Going through the data below, please show each line containing the string "Home".

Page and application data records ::
----

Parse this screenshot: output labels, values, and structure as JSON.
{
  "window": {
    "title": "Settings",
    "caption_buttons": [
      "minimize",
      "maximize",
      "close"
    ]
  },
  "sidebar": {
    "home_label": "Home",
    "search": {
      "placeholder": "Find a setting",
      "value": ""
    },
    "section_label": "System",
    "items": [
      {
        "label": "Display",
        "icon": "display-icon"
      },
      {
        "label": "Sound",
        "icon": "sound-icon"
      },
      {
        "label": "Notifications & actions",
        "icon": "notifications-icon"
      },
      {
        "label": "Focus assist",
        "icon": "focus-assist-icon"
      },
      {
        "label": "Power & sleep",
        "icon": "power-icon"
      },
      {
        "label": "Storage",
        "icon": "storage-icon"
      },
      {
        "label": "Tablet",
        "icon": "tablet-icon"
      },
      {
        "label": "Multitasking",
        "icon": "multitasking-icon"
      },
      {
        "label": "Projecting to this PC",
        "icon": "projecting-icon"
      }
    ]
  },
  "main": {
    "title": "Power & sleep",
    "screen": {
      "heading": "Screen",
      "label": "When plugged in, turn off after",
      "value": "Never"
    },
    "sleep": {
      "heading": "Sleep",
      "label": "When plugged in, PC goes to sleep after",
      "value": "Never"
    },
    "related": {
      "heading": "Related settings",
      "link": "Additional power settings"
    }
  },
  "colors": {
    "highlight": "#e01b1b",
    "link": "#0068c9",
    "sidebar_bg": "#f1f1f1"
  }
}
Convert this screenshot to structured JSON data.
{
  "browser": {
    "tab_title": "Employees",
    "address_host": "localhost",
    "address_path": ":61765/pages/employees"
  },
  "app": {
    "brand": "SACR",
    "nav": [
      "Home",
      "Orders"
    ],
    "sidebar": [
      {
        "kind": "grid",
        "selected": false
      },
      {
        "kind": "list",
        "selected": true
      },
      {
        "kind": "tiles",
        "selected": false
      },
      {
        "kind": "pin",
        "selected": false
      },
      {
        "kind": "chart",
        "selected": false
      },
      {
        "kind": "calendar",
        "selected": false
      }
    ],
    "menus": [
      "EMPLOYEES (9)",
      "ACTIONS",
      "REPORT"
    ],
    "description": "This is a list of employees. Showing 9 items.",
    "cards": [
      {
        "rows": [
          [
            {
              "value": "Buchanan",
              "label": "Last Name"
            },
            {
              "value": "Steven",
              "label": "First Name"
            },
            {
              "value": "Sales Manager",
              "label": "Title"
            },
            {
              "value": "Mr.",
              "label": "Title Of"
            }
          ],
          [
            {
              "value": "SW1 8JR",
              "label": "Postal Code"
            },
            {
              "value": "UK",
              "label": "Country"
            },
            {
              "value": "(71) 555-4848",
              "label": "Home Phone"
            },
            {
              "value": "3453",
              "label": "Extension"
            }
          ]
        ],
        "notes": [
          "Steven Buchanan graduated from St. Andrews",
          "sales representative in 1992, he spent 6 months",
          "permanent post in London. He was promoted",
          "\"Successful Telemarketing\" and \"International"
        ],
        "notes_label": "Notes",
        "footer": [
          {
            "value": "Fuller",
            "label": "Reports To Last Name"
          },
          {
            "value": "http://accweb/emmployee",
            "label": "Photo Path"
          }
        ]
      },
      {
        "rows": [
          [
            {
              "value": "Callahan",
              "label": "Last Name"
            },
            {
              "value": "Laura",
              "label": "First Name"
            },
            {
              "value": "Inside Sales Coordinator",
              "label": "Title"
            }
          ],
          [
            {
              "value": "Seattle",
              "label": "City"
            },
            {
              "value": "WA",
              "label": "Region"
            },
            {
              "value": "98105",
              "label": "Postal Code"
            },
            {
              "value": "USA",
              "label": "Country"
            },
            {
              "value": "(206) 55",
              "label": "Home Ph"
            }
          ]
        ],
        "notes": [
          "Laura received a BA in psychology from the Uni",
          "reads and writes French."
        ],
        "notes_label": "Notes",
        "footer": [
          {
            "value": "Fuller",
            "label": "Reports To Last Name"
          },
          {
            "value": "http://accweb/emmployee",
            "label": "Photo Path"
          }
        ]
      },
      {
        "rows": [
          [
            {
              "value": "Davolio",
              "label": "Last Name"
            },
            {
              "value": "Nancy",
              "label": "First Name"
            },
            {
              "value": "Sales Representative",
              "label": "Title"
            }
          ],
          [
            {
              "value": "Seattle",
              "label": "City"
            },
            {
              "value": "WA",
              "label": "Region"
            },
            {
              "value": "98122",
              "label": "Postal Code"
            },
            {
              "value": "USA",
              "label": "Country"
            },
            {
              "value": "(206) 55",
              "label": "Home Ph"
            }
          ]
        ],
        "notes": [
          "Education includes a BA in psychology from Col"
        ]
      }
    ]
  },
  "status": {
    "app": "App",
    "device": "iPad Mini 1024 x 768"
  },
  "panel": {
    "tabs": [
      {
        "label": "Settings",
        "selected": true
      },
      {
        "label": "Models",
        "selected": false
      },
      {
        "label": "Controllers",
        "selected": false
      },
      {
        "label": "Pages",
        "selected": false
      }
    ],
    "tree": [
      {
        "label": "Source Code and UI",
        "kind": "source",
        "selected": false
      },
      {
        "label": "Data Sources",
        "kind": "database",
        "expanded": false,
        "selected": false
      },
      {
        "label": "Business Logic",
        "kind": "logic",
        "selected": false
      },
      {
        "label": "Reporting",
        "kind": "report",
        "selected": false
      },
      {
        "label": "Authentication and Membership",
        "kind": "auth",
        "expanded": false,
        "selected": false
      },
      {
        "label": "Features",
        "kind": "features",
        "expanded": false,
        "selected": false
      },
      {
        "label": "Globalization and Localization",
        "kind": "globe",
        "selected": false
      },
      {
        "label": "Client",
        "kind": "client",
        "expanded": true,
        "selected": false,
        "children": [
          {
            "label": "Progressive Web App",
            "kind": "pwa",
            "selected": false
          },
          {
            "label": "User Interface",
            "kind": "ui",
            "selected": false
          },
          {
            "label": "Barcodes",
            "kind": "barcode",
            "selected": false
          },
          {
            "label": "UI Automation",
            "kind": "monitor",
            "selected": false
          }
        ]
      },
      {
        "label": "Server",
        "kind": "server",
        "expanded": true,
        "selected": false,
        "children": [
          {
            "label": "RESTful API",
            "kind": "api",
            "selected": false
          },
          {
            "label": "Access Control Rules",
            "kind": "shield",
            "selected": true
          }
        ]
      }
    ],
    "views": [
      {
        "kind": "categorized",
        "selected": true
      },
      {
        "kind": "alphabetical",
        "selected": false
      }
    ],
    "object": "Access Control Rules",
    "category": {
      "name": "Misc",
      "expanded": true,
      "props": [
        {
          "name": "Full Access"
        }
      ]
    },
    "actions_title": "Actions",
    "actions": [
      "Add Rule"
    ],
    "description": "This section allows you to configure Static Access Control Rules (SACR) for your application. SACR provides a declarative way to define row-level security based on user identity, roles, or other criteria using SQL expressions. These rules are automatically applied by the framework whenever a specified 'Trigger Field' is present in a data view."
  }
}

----

REPLY ::
    "home_label": "Home",
      "Home",
              "label": "Home Phone"
              "label": "Home Ph"
              "label": "Home Ph"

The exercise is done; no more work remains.